= Instructions to follow =
Collect the lines of the entries where "prey" shows up.

= Available data =
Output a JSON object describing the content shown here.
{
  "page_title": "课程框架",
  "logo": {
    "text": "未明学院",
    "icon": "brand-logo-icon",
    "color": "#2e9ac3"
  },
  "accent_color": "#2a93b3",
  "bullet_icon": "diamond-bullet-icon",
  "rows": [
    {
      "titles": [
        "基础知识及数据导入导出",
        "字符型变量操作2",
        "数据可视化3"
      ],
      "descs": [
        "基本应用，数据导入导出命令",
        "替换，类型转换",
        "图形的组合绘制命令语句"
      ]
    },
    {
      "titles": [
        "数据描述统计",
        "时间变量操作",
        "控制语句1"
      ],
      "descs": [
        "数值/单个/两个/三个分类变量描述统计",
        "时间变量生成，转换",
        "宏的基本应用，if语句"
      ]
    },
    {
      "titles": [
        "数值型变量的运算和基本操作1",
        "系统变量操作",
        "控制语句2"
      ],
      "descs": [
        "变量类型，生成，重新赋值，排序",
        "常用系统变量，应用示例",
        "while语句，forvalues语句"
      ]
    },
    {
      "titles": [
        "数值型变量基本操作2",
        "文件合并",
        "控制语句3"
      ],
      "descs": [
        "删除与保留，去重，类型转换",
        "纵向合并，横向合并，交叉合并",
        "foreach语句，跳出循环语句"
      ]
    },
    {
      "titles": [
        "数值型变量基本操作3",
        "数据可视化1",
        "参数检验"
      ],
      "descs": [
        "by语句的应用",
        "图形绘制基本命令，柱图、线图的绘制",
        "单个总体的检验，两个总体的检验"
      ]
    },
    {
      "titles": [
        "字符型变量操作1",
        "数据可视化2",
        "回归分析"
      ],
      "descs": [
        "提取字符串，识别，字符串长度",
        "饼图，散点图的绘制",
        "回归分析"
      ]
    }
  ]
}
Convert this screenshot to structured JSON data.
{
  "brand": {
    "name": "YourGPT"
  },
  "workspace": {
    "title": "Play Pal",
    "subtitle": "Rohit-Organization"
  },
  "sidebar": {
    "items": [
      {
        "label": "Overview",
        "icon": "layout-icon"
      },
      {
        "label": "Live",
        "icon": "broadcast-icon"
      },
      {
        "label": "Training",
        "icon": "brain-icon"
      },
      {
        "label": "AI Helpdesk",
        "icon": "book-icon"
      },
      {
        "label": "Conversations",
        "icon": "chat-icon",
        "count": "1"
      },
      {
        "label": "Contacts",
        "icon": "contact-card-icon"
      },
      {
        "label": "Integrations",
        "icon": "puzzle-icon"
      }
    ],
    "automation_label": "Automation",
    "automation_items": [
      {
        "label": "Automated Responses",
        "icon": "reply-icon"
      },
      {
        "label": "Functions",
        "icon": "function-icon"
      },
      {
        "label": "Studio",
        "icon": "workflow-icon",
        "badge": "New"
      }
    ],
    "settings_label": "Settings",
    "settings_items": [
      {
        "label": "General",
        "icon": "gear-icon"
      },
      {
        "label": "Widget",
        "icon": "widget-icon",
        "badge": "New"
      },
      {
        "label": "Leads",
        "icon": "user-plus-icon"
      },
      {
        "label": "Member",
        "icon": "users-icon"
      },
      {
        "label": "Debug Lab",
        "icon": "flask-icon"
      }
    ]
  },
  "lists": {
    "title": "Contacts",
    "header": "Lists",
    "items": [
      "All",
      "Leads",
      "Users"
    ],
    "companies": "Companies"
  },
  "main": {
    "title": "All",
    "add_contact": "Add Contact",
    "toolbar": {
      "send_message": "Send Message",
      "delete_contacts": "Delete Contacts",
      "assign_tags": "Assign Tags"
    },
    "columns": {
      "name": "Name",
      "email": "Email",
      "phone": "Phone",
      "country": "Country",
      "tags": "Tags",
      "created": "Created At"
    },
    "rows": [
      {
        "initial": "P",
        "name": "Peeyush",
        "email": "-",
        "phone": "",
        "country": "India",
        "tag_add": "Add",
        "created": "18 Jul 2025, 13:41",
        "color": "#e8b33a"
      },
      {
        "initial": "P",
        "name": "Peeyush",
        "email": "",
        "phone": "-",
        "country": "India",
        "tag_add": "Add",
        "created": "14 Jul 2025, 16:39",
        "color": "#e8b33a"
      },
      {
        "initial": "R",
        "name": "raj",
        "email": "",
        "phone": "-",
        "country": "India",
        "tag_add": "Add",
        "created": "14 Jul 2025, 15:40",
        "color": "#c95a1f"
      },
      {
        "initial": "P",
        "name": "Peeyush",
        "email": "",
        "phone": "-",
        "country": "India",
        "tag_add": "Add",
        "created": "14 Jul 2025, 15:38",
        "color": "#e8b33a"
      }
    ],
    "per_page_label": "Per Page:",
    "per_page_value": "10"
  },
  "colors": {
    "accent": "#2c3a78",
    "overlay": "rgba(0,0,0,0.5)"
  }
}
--
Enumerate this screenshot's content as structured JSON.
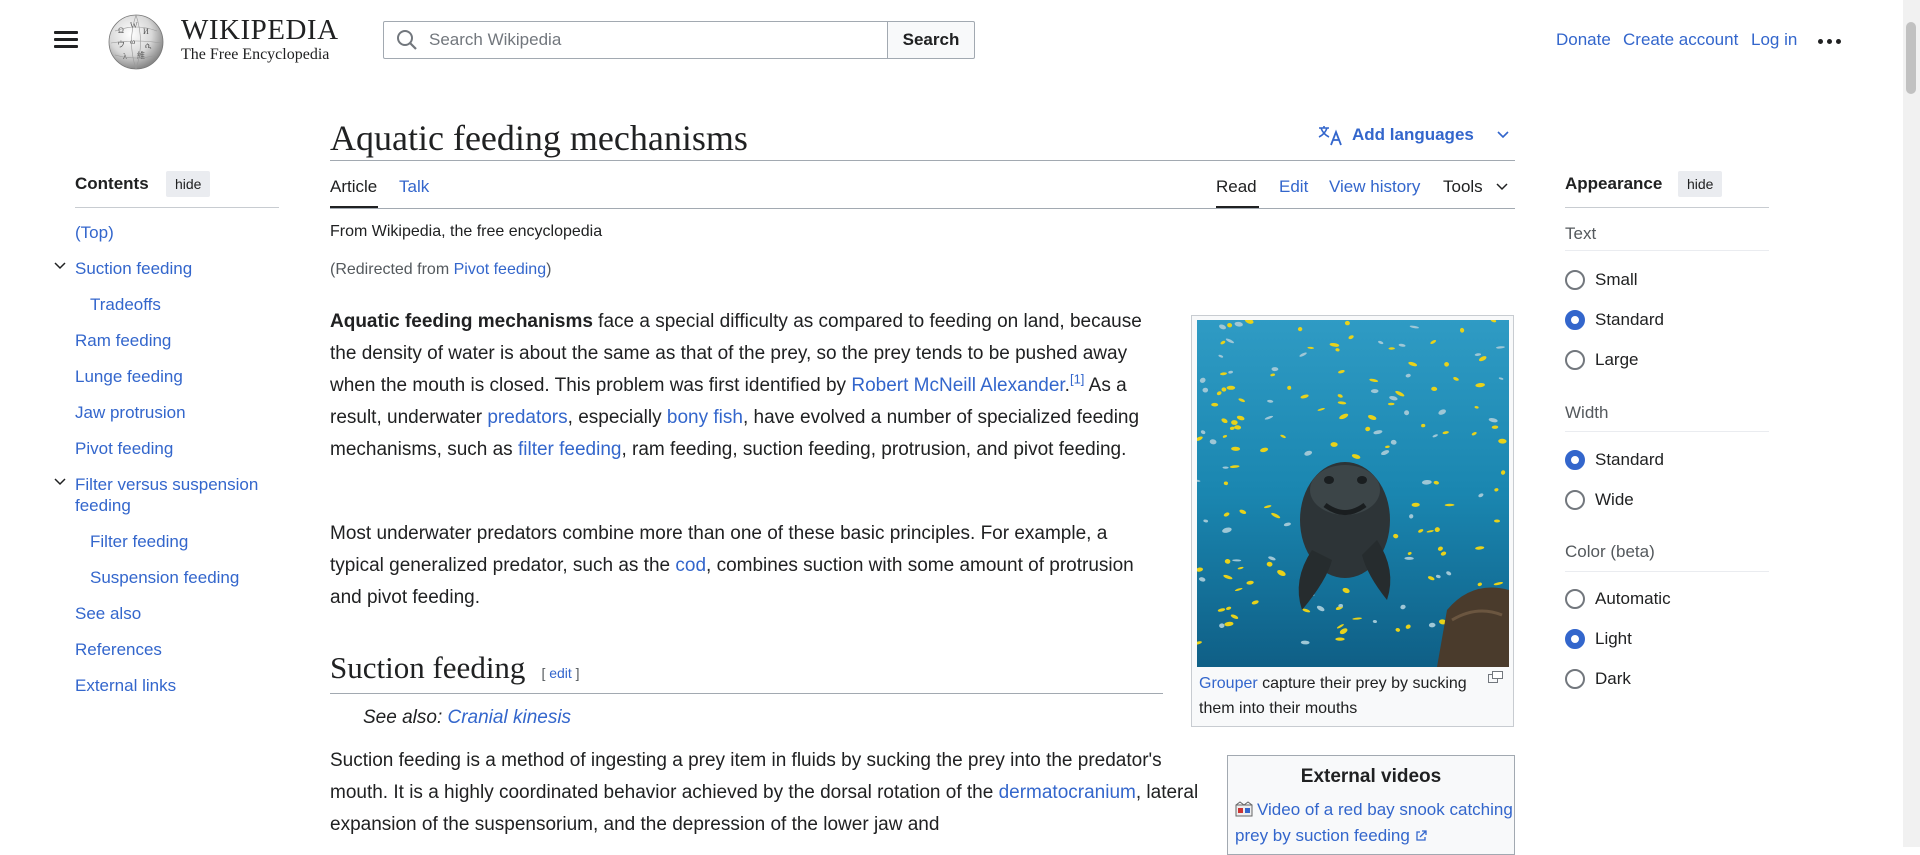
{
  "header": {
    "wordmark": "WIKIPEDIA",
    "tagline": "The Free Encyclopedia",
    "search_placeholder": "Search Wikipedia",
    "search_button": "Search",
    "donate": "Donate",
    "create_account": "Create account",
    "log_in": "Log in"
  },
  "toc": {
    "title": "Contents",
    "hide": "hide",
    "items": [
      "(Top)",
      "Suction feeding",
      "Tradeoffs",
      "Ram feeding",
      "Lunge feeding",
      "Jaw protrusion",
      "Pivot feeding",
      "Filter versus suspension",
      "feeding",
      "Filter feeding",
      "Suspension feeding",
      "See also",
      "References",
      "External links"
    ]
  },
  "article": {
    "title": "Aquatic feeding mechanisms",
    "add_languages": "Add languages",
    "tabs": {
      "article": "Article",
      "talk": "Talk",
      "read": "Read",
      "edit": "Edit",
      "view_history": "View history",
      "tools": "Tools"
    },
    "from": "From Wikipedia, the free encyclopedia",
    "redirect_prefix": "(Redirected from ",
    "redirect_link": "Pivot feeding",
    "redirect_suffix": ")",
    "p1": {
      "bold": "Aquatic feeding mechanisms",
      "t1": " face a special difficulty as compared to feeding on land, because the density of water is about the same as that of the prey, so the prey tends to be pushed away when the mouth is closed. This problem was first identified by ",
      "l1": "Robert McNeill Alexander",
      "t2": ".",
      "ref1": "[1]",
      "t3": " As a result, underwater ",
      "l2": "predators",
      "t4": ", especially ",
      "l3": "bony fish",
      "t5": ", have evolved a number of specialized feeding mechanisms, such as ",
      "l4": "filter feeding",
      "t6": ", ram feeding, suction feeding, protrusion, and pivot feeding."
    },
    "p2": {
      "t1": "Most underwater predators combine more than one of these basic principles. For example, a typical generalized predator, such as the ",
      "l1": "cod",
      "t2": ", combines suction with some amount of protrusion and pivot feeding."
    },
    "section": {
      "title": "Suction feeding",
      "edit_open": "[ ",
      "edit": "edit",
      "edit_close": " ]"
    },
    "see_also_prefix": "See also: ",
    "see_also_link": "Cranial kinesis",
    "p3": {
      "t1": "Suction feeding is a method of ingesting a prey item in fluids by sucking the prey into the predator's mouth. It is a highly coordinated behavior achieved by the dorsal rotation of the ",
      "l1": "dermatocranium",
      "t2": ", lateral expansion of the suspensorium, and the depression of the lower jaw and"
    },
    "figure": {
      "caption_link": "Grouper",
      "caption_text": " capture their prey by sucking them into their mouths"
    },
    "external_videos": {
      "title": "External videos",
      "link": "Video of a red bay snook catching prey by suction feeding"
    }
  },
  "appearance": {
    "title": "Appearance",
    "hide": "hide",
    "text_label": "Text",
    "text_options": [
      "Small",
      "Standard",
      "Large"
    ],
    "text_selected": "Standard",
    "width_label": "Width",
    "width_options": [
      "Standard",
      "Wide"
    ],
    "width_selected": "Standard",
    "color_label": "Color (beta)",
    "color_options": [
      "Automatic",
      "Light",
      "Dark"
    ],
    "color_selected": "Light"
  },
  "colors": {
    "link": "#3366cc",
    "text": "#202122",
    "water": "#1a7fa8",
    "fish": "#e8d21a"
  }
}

= Reply to the task =
      "t1": " face a special difficulty as compared to feeding on land, because the density of water is about the same as that of the prey, so the prey tends to be pushed away when the mouth is closed. This problem was first identified by ",
      "t1": "Suction feeding is a method of ingesting a prey item in fluids by sucking the prey into the predator's mouth. It is a highly coordinated behavior achieved by the dorsal rotation of the ",
      "caption_text": " capture their prey by sucking them into their mouths"
      "link": "Video of a red bay snook catching prey by suction feeding"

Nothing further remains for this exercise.